In Acts 1:4-5 Jesus spoke to His disciples telling them they would receive a baptism, “you have heard from Me; for John truly baptized with water, but you shall be baptized with the Holy Spirit not many days from now.”
On the Day of Pentecost this baptism happens. Acts 2:1-4 “…And suddenly there came a sound from heaven, as of a rushing mighty wind, and it filled the whole house where they were sitting. Then there appeared to them divided tongues, as of fire, and one sat upon each of them. And they were all filled with the Holy Spirit and began to speak with other tongues, as the Spirit gave them utterance.”
Note: There is no water involved in this baptism, and Peter does later, in Acts 11:15-17, identify this moment as a baptism.

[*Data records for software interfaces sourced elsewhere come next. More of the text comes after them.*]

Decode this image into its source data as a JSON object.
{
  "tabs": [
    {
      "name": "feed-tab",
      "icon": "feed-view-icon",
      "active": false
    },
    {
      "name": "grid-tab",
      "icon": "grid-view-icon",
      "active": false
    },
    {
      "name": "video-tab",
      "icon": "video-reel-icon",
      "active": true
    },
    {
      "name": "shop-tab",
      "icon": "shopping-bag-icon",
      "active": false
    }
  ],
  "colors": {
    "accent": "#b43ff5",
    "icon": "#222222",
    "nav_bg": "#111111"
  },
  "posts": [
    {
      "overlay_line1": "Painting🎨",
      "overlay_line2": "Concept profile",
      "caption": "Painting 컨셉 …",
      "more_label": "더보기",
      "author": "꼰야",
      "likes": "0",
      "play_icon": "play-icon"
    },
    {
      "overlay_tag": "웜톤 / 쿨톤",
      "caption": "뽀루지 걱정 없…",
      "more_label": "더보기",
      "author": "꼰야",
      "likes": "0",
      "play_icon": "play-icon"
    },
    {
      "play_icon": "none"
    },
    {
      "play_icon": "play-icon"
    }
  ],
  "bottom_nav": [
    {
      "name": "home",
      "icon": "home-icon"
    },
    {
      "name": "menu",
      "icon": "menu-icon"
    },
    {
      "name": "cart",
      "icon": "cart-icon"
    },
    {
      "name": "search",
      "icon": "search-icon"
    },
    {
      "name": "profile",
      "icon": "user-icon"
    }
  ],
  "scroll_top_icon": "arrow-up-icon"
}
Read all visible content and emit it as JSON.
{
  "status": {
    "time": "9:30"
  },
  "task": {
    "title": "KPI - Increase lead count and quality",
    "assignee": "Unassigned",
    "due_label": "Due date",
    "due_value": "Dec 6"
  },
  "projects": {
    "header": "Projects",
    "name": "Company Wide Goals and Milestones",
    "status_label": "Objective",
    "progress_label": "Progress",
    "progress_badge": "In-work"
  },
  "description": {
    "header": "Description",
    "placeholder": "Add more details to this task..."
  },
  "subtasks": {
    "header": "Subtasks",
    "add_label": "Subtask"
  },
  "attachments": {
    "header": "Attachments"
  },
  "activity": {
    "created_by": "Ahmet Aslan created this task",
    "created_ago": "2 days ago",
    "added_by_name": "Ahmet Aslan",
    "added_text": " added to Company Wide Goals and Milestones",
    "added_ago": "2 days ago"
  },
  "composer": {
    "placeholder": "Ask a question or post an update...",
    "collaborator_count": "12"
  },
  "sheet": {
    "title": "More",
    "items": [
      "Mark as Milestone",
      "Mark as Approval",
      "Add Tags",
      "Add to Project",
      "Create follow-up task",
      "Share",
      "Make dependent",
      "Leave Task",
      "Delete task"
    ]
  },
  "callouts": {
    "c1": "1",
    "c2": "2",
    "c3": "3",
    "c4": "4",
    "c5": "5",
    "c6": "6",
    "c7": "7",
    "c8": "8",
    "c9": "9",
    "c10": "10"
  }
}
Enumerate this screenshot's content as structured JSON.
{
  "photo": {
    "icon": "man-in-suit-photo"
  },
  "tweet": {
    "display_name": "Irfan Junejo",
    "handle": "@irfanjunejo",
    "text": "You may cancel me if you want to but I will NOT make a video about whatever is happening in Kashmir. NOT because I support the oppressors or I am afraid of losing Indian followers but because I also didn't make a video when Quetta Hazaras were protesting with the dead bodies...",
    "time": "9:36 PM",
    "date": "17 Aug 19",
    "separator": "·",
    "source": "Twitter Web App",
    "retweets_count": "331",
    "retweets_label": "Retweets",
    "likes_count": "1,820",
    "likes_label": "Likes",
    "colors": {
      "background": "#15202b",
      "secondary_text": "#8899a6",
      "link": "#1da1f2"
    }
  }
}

What if the baptism that Jesus brings isn’t about an earthly water baptism but rather about a far greater remission (the canceling of a debt) from sin?
1Peter 3:21 “There is also an antitype [to the days of Noah] which now saves us—baptism (not the removal of the filth of the flesh, but the answer of a good conscience toward God), through the resurrection of Jesus Christ…”

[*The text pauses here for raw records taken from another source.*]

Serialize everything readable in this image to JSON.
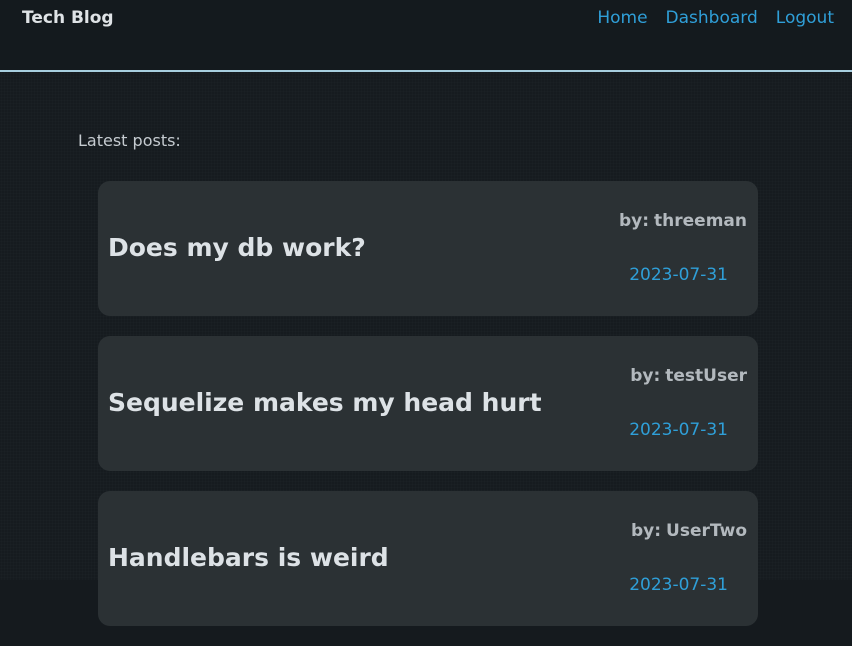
{
  "header": {
    "brand": "Tech Blog",
    "nav": [
      {
        "label": "Home"
      },
      {
        "label": "Dashboard"
      },
      {
        "label": "Logout"
      }
    ]
  },
  "main": {
    "latest_label": "Latest posts:",
    "posts": [
      {
        "title": "Does my db work?",
        "by_label": "by:",
        "author": "threeman",
        "date": "2023-07-31"
      },
      {
        "title": "Sequelize makes my head hurt",
        "by_label": "by:",
        "author": "testUser",
        "date": "2023-07-31"
      },
      {
        "title": "Handlebars is weird",
        "by_label": "by:",
        "author": "UserTwo",
        "date": "2023-07-31"
      }
    ]
  },
  "colors": {
    "background": "#161b1f",
    "card": "#2b3134",
    "link": "#2f9fd8",
    "header_border": "#a8cfe0"
  }
}
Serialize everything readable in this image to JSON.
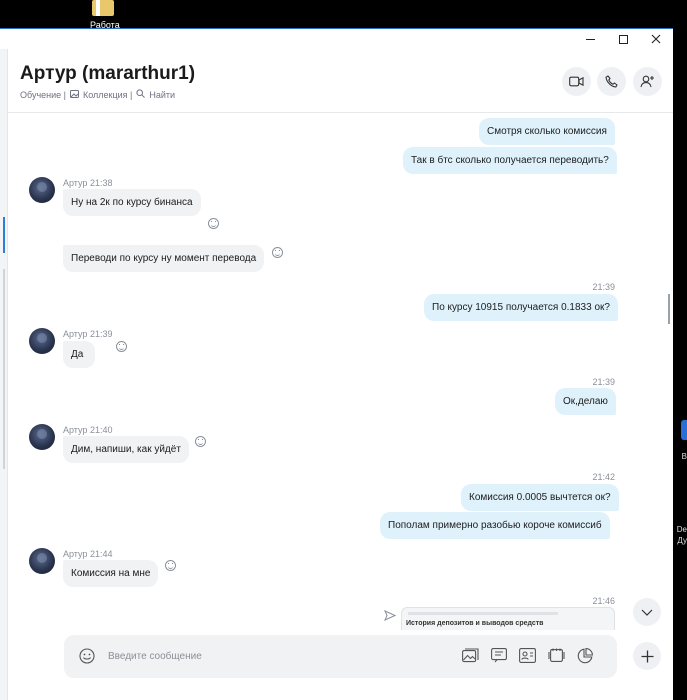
{
  "desktop": {
    "folder_label": "Работа",
    "side_text_1": "В",
    "side_text_2a": "De",
    "side_text_2b": "Ду"
  },
  "window": {
    "controls": [
      "minimize",
      "maximize",
      "close"
    ]
  },
  "header": {
    "title": "Артур (mararthur1)",
    "links": [
      "Обучение |",
      "Коллекция |",
      "Найти"
    ]
  },
  "messages": [
    {
      "dir": "out",
      "text": "Смотря сколько комиссия"
    },
    {
      "dir": "out",
      "text": "Так в бтс сколько получается переводить?"
    },
    {
      "dir": "in",
      "meta": "Артур 21:38",
      "text": "Ну на 2к по курсу бинанса"
    },
    {
      "dir": "in",
      "text": "Переводи по курсу ну момент перевода"
    },
    {
      "dir": "out",
      "time": "21:39",
      "text": "По курсу 10915 получается 0.1833 ок?"
    },
    {
      "dir": "in",
      "meta": "Артур 21:39",
      "text": "Да"
    },
    {
      "dir": "out",
      "time": "21:39",
      "text": "Ок,делаю"
    },
    {
      "dir": "in",
      "meta": "Артур 21:40",
      "text": "Дим, напиши, как уйдёт"
    },
    {
      "dir": "out",
      "time": "21:42",
      "text": "Комиссия 0.0005 вычтется ок?"
    },
    {
      "dir": "out",
      "text": "Пополам примерно разобью короче комиссиб"
    },
    {
      "dir": "in",
      "meta": "Артур 21:44",
      "text": "Комиссия на мне"
    },
    {
      "dir": "out",
      "time": "21:46",
      "attachment_title": "История депозитов и выводов средств"
    }
  ],
  "composer": {
    "placeholder": "Введите сообщение"
  },
  "icons": {
    "video": "video-call-icon",
    "call": "phone-icon",
    "add": "add-person-icon",
    "emoji": "emoji-icon",
    "gallery": "gallery-icon",
    "contact": "contact-card-icon",
    "gif": "gif-icon",
    "poll": "poll-icon",
    "mention": "mention-icon",
    "plus": "plus-icon",
    "down": "chevron-down-icon"
  },
  "colors": {
    "outgoing_bubble": "#dff2fc",
    "incoming_bubble": "#f1f2f4",
    "accent": "#2a7fd6"
  }
}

Jesus says of Himself, “For this is My blood of the new covenant, which is shed for many for the remission of sins.” Matthew 26:28
John 1:29 “…John [the Baptist] saw Jesus coming toward him, and said, ‘Behold! The Lamb of God who takes away the sin of the world!’” A few verses earlier John also comments that though he (John) was sent by God to baptize with water, God told him that Jesus would “baptize with the Holy Spirit.” John 1:33
Proof of another waterless Holy Spirit baptism like the disciples experienced takes place later in Acts and is identified by Peter as baptism.
In Acts 10:43-48 Peter is preaching to Cornelius, a centurion who feared God with all his household, and Peter says. “‘To [Jesus] all the prophets witness that, through His name, whoever believes in Him will receive remission of sins.’ While Peter was still speaking these words, the Holy Spirit fell upon all those who heard the word….Then Peter answered, ‘Can anyone forbid water, that these should not be baptized who have received the Holy Spirit just as we have?’ And he commanded them to be baptized in the name of the Lord…”
While Peter is recounting this story later in Judea, he says in Acts 11:15-17 “And as I began to speak, the Holy Spirit fell upon them, as upon us at the beginning. Then I remembered the word of the Lord, how He said, ‘John indeed baptized with water, but you shall be baptized with the Holy Spirit.’ If therefore God gave them the same gift as He gave us when we believed on the Lord Jesus Christ, who was I that I could withstand God?”
Note: There was no water involved in them receiving the Holy Spirit, which Peter identifies as a baptism of the Holy Spirit, the same as happened to them. It’s only after this Holy Spirit baptism that Peter then speaks of allowing them to be water baptized.
Challenge: Are we seeking John the Baptist’s baptism or Jesus Christ’s baptism?
(All Scripture, unless otherwise indicated, is taken from the NKJV. Emphasis added.)
Check back next week for Part 4 to this series on baptism! Or subscribe to receive an email of next week’s post.